The solution: Presume equal placement to encourage fair settlement
Clearly, the current system is broken. The presumption of equal placement is a simple and inexpensive solution that will encourage settlement though predictable outcomes while reducing the need for costly guardian ad litem fees8 and custody studies. While encouraging settlement, however, AB 54 still incorporates a case-by-case, best-interest analysis. Parents will not be forced into unwanted placement. In addition, the courts will continue to protect children from sexual, domestic, or substance abusers.9 Moreover, the fact that many family law cases currently settle means neither that agreements are favorable to the parties nor that agreements are in the best interests of the children. Factors forcing compromise are trial costs, congested courts, and judicial intimidation.
To further spur settlement, parties reaching an agreement absent full litigation should be allowed easy court access concerning modification, although the language under Wis. Stat. section 767.451 should be applied to parties once they have tried the matter. This compromise will ensure that AB 54 does not become “the Family Lawyer Full Employment Act of 2011.”10
Equal placement is in the best interest of the child
Finally, and most importantly, research shows equal placement to be in the best interest of the child. After divorce, a child simply does best when he or she spends equal time with mom and dad – quantity of time, not simply quality of time, is what counts.11 Following a split, most fathers quickly adapt to become great caregivers; they should not be punished for having provided financially during the relationship. Further, research indicates that “fathers have an independent effect on child well-being.”12 A child having substantial father contact generally does better socially, academically, and physically – even when social-economic variables are taken into account.13 Alternatively, a fatherless home can have severe adverse consequences for a child: risky social behavior, teenage pregnancy, and poor academic achievement.14 Concerning teenage pregnancy, many of the fathers are older men,15 indicating that teenage girls are attempting to replace their missing fathers at great risk to their respective economic futures and health. Clearly, this is not in their best interests.
If opponents of presumed equal placement are truly interested in the best interest of the child, they must look past their preconceived cultural and social biases; they must avoid sexist and discriminatory stereotypes and take a fresh look at the social science with open minds. Research shows – in the vast majority of cases where both parents are ready, willing, and able – that presumed equal placement is in the best interest of the child. Unequal placement should be reserved for the minority of cases in which it is truly appropriate. Therefore, Wisconsin should adhere to its ideal of being forward thinking and implement the presumption of equal placement between parents. In the best interest of the child, Wisconsin must lead the way for other states to follow.

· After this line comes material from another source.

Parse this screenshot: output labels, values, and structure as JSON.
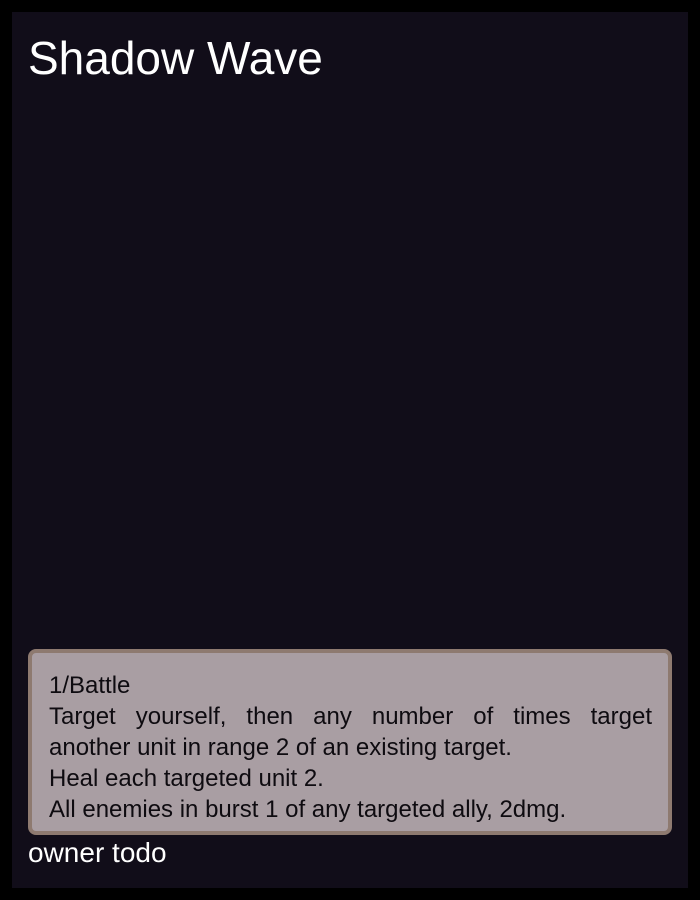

About the author
us nico119 citizensoldier Dominic J. Anderson, Washburn 2004, is the owner and sole member of Anderson Law Office LLC, Richland Center, focusing on family law. He is a member of the State Bar of Wisconsin Family Law Section.